Horse racing is a sport of speed and stamina in which horses compete to cross an artificial finish line first. It is one of the oldest and most popular spectator sports and has adapted with the times to become a global entertainment industry. From the exotic climes of the Melbourne Cup to the sophisticated elegance of the Prix de l’Arc de Triomphe, the world’s biggest horse races have their own unique charms.

Behind the romanticized facade of Thoroughbred horse racing lies a world of injuries, drug abuse, gruesome breakdowns and slaughter. Pushed beyond their limits, most horses are subjected to cocktails of legal and illegal drugs designed to mask injuries and artificially enhance performance. Many horses, pushed to the extreme, will eventually bleed from their lungs, a condition known as exercise-induced pulmonary hemorrhage. Those that don’t die from these injuries will go on to be sold for slaughter.

In the modern era, the sport has transformed into a spectacle involving large fields of runners, sophisticated electronic monitoring equipment and immense sums of money. But the essential feature of a horse race remains unchanged: Only the horse that crosses the finishing line first is declared the winner. While critics of the sport are quick to point out that horses aren’t capable of feeling pain, the reality is that the animals are running for their lives and they will often suffer greatly in the process.

While the equestrian event has evolved into a massive public-entertainment business, its roots lie in ancient hunting.
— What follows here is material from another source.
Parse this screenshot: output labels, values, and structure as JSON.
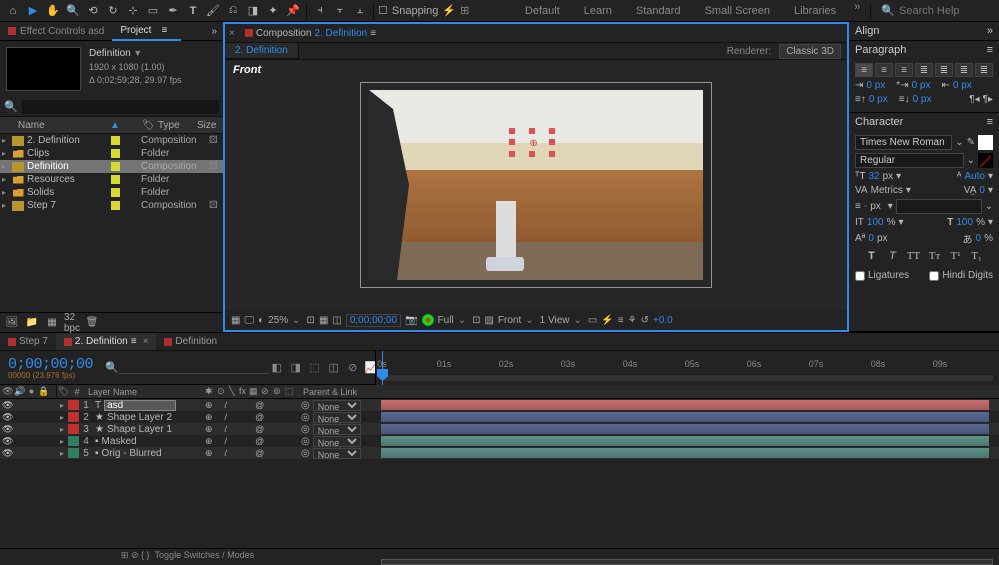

In fact, the term “horse race” itself is derived from the Latin for a hunt – or “praesto” – in which hunters would ride through fields on the lookout for prey. The hunt was a dangerous and time-consuming endeavor, and in order to reduce the risk of injury, hunters gathered in groups, allowing them to keep an eye out for each other while running from their prey.

As the sport expanded, hunters and spectators developed a variety of traditions to make the experience more enjoyable for everyone involved. For instance, the tradition of placing a bet on the race is as old as the sport itself. In addition, fans of the game have been known to wear costumes and gather in groups in order to show their support for their favorite teams.

The greatest horse races always involve great horses. Whether it is Secretariat’s 31-length demolition job in the Belmont Stakes to win the Triple Crown or Arkle’s remarkable six-length routing of an international field in the 1965 Gold Cup, the finest examples of individual equine brilliance are etched in racing history. But there are other factors that elevate a race from simple greatness to immortality. The setting is important, as is the background and context.